Tomorrow we’re headed off to Batz Island where we MAY attempt our first drying-out (echouage) with Mareda.  Unfortunately, we’ll touch down at 11:30 pm and lift off at 6:30 pm, so I’ll have to be really motivated to get out and photograph the event.

Internet is LOWSY and the blog will be delayed by a week or more as I try to catch up when we DO get a good connection.  More updates coming over the next 24 hours while we have a decent connection...

Thursday, 11 June 2015

The first week

Our first week on Mareda has been chaotic, as expected.  With no time to write a coherent missive, here is a list of happenings:

Mareda in Locmiquelic, Lorient
The first time I tried to plug in to shore power, I dropped the electrical adapter in the water and it sank like a rock.  As soon as the horror wore off, I realized it had “SPRAY” marked on it.  Mareda claims her territory.

We realized after our first night on board that we had lots of storage space for clothes, but they were mostly closets rather than shelves.  We didn’t have enough hangers. Return home to buy electrical adapters and get more hangers. 

Seen around Vannes: A traditional Sinagot.
The genoa furler was impossible to roll in without using the winch.  After several calls and photos with Jeanneau, we tried to minimize the angles between the furler, the pulllies, and the winch, with only moderate success.  Epiphany:  what if the halyard is simply winched up too tightly?  Bingo.  Problem resolved.

The gennaker is great fun !  After a few tests, we found that the best way to roll it up cleanly is to sail on a broad reach and hide the gennaker behind the mainsail, then let off on the halyard a bit.  It rolls up like a tight sausage.  We still have a problem with the breaking pulley that is supposed to only allow the furling line to operate in one direction (so that it doesn’t unroll while you’re trying to roll it up).  Forgot to take pictures… next time.

The gennaker !  Ice blue and fire-engine red.
The swing keel hums and buzzes when sailing close-hauled at more than 5 knots.  Other swing keel owners tell us that this is normal. 

The boat is HIGH in the water !!  That’s great while sailing, but in port we’ve got a lot of area for the wind to push us around, which makes things a bit tricky to dock.  And we also learned that it’s best to have the keel down as far as possible for manoeuvres, otherwise you slip sideways all too easily.

I really appreciate the “german” winch system.  We still have to think ahead when we tack or jibe, but the manoeuvres will become automatic with time.  It’s great to have all the controls near the helmsman.  The lines, however, end up becoming a pile of spaghetti if you aren’t vigilant. 

The B&G electronic system (Zeus and Triton) are excellent, too.  We haven’t fully exploited all the gadgets available, but it’s really a luxury.
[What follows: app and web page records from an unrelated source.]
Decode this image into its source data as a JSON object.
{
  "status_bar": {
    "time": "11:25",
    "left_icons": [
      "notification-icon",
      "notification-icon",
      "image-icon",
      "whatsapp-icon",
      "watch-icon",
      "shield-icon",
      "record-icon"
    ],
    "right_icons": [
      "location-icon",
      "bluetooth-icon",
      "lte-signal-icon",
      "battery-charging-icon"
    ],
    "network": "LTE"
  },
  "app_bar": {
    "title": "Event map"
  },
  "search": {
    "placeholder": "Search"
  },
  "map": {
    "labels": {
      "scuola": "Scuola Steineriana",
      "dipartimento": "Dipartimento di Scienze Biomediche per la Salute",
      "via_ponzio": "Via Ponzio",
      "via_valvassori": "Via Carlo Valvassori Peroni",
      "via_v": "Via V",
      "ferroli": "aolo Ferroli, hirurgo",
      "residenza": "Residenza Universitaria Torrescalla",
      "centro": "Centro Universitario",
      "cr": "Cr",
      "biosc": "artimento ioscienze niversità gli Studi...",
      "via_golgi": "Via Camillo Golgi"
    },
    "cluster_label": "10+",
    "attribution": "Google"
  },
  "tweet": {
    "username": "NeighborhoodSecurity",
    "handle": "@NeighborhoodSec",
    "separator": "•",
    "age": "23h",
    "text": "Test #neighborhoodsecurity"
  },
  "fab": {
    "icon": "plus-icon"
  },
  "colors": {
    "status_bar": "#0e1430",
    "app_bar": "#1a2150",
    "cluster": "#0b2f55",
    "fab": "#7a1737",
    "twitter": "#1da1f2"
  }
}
And the interior is so luxurious it’s almost ridiculous.  We’re a bit embarrassed.  People stare at Mareda when we come into port (just when we’re getting ready for manoeuvres we haven’t mastered).  The downside of all this bling is that it also attracts unwanted attention.  In Vannes, we had a 1 liter glass beer bottle hurled at us.  Pictures as soon as we have time to arrange everything ! 

The lazy bag is not as big as we thought /  hoped, or maybe it’s that the sail is new and stiff.  It’s so high that it’s hard for me to stow it by myself.

Patrick cracked his laptop computer screen and is having psychological difficulties coping without a computer.  We’ll head back to Lorient to repair it before going any further.

And we had our first “too full” incident with the black water (toilet) tank.  The 80-liter capacity goes quickly with 4 people !  The leak was smelly and no fun to clean, just in case you think it’s all bling bling and glamour out here…

Stuck on Groix Island by a gale for THREE days.  But there are worse places to be stuck.

Picnic at St Nicolas, Groix island.

St Nicolas at low tide.

Hiking around St Nic.


We sailed Mareda from Groix to Lorient (7 miles) with 20 knots in the nose and gusts to 25.  With only 1 reef in the main and the genoa at 60% she performed beautifully.  She heeled over onto her chine and didn’t budge.  When the gusts hit, the sails strain but the boat stays steady and the double-rudder system means you’ve always got one well down in the water and you always have good control.